Skip to main content

Full text of "Rapid Population Growth Consequences And Policy Implications"

See other formats

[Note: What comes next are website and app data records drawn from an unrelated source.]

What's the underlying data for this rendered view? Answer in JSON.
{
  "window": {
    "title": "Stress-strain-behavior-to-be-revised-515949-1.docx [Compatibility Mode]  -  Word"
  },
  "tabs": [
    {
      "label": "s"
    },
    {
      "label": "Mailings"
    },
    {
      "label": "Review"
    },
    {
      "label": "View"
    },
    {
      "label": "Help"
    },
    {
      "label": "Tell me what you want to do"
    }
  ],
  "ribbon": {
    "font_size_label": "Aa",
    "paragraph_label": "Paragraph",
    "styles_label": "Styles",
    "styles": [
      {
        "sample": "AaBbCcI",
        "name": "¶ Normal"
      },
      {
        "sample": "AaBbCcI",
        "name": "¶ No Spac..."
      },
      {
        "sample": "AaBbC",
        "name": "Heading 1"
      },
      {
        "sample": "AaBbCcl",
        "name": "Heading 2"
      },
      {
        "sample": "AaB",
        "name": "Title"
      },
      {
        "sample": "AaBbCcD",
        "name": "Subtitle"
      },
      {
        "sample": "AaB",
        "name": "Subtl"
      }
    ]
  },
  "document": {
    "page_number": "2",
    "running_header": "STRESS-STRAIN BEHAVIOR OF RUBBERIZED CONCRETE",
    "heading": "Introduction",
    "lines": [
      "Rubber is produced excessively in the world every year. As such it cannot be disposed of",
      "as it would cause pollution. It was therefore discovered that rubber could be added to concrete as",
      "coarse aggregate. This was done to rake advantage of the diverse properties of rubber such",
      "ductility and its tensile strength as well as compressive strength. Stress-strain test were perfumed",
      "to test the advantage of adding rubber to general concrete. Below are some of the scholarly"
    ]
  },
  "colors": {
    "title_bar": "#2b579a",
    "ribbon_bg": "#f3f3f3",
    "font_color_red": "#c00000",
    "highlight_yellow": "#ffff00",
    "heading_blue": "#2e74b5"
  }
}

believable—a wholly unlikely event.
World energy resources could, in all likelihood, meet even this doubtfi level of demand, but the prospective costs stagger the imagination. In finai cial terms, 1965 energy consumption was equivalent to almost $4 billion fc the Asian area. For the hypothetical projection in 2000, the bill would t more nearly $100 billion-implying a demand for foreign exchange that ca be produced only by exports and tourism. Thus, a reassuring global, physic outlook about resources (as Fisher and Potter caution) requires one to pa scant attention to geographic differences and the ability to pay.
In speculating about resource adequacy one can, on the other hand, easil be led to a much more pessimistic view than circumstances suggest. E; ceedingly pessimistic projections can be, and have been, made by compoum ing projected world population with current per capita resource use in d veloped countries. Whereas this may serve to highlight the outer limits ( conditions that could some day prevail, it is well to keep in mind that (; such a development would occur only in association with levels of per capii income now prevailing in high income countries but which, as indicate above, are unlikely to be reached for a great many decades; and (b) there little reason to believe that the mix of materials in these countries will in an way parallel that prevailing in the developed countries. On the contrary, it quite likely, for example, that developing countries will skip the "coal ar steel age" and take off into the chemical, and later into the nuclear, age ; much earlier stages of their development than they would if they approx mated the historical sequences of the developed countries.
The probability is small that the less developed countries will be in an way carbon copies, in their materials usage, of western Europe or Norl America. From this view, assessing the capacity of any specific country ( area to obtain needed resources may yield in time quite different and perha] more encouraging results. By implication, such considerations also put in different light the often-voiced complaint that the high income countrie most prominently the United States, account for only a small share of tr world's population but consume a major share of annual raw materials pr duction. Apart from the fact that such consumption represents, in foreiŁ trade, a major source of income for the exporting countries, it is quite pos:g" is in many instances not readily apparent.